• Your task
Please state how many lines in the records that follow include "JSON", with no other output.

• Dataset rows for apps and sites
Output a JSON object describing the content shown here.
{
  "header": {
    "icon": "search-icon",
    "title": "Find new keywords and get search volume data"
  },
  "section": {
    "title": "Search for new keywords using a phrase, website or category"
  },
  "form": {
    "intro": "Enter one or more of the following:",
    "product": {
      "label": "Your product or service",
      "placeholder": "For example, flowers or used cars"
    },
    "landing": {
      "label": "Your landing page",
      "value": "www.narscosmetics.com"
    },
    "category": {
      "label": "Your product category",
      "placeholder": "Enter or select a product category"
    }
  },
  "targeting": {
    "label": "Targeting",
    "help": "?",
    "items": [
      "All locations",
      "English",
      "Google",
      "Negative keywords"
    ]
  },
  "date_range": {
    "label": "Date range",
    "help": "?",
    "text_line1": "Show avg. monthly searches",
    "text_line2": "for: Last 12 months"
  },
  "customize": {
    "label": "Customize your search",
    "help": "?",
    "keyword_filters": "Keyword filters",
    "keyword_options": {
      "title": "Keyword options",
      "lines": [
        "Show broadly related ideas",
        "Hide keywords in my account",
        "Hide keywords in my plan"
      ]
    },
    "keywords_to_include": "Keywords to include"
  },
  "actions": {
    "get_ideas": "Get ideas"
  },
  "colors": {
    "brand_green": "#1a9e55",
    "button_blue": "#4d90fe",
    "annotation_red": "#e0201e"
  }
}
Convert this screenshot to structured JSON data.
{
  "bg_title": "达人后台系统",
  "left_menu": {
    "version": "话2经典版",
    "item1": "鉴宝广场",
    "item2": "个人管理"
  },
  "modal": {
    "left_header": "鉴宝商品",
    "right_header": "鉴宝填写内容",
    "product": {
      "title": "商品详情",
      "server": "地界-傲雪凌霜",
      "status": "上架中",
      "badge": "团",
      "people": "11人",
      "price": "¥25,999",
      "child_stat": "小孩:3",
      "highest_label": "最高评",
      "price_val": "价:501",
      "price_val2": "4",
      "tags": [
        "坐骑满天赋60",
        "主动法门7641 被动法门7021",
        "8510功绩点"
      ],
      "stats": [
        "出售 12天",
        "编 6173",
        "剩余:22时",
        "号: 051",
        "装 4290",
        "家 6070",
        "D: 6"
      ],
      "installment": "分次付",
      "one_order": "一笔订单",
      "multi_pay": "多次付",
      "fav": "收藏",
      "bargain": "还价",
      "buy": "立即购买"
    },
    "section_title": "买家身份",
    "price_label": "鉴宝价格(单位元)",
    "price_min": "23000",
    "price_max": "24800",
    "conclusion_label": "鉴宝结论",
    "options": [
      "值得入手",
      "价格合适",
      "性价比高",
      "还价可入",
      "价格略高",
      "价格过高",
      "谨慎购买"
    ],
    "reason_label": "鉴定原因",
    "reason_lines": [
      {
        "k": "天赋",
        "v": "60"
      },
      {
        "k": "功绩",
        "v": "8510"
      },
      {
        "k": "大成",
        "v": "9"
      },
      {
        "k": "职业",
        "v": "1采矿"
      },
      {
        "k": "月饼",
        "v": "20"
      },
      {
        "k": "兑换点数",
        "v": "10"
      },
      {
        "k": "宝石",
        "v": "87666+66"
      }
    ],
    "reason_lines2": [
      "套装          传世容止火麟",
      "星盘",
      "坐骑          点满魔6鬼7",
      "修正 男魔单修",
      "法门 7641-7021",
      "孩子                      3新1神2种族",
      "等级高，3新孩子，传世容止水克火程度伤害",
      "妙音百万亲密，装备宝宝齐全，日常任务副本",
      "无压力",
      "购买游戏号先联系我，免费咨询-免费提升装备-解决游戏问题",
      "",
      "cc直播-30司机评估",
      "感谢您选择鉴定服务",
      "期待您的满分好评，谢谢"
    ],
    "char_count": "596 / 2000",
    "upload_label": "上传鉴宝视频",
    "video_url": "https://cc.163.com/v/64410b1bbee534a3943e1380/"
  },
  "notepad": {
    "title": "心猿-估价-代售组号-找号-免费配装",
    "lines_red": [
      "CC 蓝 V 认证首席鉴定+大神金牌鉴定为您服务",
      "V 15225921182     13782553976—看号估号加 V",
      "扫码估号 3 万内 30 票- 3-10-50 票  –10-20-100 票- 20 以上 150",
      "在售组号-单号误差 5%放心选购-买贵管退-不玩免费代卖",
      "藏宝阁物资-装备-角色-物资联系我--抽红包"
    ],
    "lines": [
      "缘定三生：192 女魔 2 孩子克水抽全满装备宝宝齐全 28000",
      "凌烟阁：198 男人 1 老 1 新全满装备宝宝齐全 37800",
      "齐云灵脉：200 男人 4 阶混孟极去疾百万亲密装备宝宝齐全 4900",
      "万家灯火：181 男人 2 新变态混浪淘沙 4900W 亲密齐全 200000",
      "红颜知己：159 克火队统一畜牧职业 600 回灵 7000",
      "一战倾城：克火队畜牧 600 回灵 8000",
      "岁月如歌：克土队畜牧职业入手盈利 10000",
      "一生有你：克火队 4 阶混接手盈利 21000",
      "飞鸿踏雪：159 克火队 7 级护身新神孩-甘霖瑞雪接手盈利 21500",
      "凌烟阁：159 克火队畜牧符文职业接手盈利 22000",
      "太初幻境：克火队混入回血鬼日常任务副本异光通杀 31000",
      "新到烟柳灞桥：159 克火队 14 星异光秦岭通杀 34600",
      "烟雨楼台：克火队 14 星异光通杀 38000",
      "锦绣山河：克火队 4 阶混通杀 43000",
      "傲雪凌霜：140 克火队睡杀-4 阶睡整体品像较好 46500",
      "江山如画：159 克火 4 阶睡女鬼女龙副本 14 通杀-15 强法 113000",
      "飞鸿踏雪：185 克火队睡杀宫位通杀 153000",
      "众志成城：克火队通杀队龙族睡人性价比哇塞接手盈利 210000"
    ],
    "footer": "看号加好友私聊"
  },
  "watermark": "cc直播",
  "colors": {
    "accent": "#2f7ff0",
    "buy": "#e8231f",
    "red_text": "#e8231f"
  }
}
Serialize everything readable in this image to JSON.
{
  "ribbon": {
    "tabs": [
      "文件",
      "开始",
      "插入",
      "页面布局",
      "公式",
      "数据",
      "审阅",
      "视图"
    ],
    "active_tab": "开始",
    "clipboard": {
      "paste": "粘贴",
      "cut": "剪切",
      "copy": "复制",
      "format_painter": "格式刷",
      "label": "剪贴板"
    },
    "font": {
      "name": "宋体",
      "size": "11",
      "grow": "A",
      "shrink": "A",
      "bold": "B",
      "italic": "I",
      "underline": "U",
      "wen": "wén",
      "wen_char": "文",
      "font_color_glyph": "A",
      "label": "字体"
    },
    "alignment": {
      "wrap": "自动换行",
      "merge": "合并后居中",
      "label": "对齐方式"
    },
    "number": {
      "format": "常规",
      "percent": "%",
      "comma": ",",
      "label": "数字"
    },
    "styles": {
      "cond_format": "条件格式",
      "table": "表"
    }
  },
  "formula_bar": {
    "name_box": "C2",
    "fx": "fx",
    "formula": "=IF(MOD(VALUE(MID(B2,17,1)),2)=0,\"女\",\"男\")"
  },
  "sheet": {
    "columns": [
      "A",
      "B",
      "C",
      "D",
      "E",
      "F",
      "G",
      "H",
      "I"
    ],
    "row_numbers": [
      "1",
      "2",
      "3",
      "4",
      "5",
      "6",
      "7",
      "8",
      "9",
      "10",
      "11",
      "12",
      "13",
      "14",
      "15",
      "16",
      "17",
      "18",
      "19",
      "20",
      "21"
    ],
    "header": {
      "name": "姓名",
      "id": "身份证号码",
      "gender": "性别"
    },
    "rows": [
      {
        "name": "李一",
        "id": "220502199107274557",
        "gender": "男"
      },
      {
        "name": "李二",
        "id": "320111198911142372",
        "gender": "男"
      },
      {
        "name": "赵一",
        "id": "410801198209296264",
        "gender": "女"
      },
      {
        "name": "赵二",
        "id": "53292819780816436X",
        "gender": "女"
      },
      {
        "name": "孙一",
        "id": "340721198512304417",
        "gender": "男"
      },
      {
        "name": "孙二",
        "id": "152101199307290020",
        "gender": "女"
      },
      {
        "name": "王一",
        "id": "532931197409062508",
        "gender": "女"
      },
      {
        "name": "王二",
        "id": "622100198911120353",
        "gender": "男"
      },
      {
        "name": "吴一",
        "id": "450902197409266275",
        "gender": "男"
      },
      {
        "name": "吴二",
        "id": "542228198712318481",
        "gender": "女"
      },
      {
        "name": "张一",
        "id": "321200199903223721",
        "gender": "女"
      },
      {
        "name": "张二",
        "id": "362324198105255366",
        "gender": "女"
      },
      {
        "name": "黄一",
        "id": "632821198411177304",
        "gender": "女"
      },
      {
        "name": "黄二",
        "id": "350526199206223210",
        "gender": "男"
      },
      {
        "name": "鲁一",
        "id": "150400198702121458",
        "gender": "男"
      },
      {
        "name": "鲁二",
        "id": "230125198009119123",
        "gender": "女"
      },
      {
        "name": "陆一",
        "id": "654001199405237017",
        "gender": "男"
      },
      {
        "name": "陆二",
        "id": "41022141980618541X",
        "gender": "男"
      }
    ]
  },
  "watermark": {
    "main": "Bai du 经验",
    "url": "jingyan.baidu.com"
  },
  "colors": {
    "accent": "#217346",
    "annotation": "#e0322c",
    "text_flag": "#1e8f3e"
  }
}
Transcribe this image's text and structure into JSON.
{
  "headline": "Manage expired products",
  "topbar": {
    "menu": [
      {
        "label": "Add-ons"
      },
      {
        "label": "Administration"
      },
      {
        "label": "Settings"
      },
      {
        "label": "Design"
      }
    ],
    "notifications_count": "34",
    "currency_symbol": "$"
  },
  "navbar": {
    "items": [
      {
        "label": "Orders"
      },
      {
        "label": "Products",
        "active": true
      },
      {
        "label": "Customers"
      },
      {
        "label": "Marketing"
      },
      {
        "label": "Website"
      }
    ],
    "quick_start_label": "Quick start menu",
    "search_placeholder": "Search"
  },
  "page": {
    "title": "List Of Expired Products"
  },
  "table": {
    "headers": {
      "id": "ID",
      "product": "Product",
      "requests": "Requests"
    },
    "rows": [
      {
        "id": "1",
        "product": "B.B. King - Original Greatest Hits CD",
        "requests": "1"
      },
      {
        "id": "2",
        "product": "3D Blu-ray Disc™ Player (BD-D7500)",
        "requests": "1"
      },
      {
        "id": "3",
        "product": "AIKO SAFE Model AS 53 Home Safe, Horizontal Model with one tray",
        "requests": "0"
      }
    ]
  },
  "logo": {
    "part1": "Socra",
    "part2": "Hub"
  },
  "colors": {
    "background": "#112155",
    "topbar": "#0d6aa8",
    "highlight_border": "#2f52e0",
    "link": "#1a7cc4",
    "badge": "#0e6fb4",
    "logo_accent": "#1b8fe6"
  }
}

• Response to this task
4